So, what can be done? First, despite the risks, mail balloting should be expanded. If decisions are made now to take that road, almost all states can spend the next six months getting the logistical ducks in a row to make this happen successfully. And, speaking practically, the seven states that are the most closely divided politically — the battleground states — seem well-positioned to prepare for an onslaught of mail ballots. Yet, as mentioned in the LawFare blog post, expanding mail balloting will be a big lift for most states. As I said, you can’t just flip a switch.
Second, states should spend time planning how to make in-person voting safe. For a variety of reasons, I’m predicting that millions of voters will still vote in person. Obviously, with personal distancing and concerns about transmitting the virus, it’s going to be harder to vote in the confined spaces that are most polling places. Still, there are many reasons why people will prefer — or need — to vote in person. Thus, state and local election officials will need to collaborate with public health professionals to create protocol that will make in-person voting as safe as possible — at least as safe as grocery shopping.
Finally, we will need to be patient, especially when it comes to finding out who won the November election. With the increase in mail voting and the likely shortage of personnel to count the ballots, voting counting will be delayed. Election officials need to plan for this, and create ways for the delayed vote-count still to be transparent. Still, it’s going to be delayed, and we need to be prepared for that.
Q: The current pandemic is putting extraordinary stress on our political system, leading in some cases to an expansion of executive power. What developments concern you, and what can Americans do to safeguard our democracy — our democratic traditions, norms, institutions, voting rights, and electoral infrastructure — in this time of crisis?
A: Be attentive, and figure out what is important. I’ve been encountering this question in a very specific formulation: Will the November 2020 election be delayed? The answer is, “no.” There is no statutory or constitutional authority to do that. Even if the asteroids are raining on our heads and the zombies are roaming the streets on November 3, we will be voting. To make this happen will require public officials and the public to prioritize democracy.
So, the first thing we can do is all agree that voting on November 3 is a non-negotiable, and then to think backwards about how we ensure that. The second thing we can do is to support the efforts to make that happen. I am worried that people — including some governors — will wake up on November 3 and say, “it’s too unsafe to vote today.” To prevent that question from even arising, we all need to be committed to creating a voting environment that makes this scenario highly unlikely to happen.
Q: What political protections exist that will help the American system of democracy weather the Covid-19 outbreak? Are there political activities currently underway that give you hope?

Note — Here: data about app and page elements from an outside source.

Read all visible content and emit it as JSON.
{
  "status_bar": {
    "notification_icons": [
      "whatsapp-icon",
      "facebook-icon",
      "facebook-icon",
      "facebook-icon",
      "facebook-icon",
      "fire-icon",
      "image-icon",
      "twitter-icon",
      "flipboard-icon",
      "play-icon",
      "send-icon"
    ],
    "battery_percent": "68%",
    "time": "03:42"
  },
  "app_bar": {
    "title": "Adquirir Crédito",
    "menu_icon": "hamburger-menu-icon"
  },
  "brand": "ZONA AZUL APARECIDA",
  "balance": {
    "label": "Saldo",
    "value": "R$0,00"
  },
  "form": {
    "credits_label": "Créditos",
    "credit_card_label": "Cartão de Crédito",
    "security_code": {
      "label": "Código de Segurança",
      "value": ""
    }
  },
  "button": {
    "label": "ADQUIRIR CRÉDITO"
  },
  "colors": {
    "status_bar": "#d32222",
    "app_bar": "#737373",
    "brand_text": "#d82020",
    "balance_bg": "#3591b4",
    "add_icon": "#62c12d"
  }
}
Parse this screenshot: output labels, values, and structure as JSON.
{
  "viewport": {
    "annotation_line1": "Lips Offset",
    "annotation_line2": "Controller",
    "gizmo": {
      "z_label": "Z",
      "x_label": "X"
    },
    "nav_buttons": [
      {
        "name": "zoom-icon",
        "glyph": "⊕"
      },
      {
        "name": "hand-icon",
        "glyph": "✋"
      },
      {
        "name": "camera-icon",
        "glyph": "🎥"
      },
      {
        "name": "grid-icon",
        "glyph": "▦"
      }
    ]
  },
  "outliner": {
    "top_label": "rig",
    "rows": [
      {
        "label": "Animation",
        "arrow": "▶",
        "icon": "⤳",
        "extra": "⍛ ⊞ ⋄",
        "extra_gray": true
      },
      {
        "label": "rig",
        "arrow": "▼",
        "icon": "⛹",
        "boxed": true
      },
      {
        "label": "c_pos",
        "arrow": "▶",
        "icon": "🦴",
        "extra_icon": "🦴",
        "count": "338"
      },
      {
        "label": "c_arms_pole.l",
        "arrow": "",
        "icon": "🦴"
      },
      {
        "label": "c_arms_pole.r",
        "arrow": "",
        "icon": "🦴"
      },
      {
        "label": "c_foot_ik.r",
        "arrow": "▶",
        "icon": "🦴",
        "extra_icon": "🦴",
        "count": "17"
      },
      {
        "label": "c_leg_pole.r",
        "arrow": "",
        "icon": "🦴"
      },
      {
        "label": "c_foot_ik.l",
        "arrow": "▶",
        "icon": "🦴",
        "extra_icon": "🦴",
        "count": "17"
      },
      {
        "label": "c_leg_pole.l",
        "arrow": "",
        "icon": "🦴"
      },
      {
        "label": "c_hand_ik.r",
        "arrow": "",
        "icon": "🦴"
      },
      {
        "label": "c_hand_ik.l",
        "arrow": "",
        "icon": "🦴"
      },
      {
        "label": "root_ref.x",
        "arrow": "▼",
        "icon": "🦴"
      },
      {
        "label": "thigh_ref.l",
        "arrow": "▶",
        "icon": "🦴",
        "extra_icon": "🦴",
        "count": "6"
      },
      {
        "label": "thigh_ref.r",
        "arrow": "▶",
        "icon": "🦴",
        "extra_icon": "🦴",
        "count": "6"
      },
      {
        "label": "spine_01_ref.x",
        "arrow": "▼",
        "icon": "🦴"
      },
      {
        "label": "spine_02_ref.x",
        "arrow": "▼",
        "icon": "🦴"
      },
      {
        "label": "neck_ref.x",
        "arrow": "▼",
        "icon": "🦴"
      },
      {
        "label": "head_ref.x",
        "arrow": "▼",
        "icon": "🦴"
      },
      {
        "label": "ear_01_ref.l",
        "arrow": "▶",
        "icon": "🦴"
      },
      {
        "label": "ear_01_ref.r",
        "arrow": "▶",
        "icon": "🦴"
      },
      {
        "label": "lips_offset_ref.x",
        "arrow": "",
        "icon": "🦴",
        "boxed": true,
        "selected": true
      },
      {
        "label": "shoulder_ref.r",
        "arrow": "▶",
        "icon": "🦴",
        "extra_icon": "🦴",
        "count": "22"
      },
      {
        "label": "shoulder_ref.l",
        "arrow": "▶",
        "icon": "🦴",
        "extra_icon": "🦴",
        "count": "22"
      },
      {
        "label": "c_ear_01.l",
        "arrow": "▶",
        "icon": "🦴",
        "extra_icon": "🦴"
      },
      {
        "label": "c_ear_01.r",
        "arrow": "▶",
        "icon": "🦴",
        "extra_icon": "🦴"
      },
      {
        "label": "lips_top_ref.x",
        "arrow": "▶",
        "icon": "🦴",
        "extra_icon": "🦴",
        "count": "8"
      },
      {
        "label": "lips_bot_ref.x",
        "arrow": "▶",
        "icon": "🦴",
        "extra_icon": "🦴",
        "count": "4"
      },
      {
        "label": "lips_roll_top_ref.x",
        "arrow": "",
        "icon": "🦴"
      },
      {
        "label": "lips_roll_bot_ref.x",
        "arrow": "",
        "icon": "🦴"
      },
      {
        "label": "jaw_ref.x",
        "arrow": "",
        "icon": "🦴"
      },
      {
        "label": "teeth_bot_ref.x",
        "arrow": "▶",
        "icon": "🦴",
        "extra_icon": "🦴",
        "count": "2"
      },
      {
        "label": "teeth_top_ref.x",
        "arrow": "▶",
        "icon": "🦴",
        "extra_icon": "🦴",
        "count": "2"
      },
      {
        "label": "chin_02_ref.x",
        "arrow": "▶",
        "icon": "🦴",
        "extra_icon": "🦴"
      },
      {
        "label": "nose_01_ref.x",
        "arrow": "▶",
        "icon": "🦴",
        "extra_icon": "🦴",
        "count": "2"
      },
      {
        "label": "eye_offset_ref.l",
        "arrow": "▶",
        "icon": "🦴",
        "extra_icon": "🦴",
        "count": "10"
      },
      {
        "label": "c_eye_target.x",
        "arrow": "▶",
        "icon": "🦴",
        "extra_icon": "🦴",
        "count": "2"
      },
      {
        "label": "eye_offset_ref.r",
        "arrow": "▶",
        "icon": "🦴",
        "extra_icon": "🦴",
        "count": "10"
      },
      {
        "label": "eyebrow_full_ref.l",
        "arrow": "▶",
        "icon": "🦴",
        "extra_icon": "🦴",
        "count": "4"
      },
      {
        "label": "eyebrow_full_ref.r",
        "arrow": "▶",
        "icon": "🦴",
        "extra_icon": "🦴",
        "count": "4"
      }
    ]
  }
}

A: The thing that gives me hope is that I’m totally unable to answer my email, read all the Slack channel messages I receive, and attend all the Zoom meetings I’m invited to. Election officials at the grassroots level are working at a high level to respond to the crisis and ensure that voting will be safe and secure in November.
Sometimes, their political superiors are not as supportive of necessary measures as the election officials themselves, so Americans should be communicating with their state elected officials — governors and state legislators — to advocate for the measures necessary to meet this crisis. This doesn’t mean that people need to advocate for permanent change to voting practices.
This is an emergency. Policies that in regular circumstances would be controversial shouldn’t be in this moment. The receptiveness of election officials to try new things in this environment is heartening. They need the political support that comes from the public rallying around them.
Reprinted with Permission of MIT News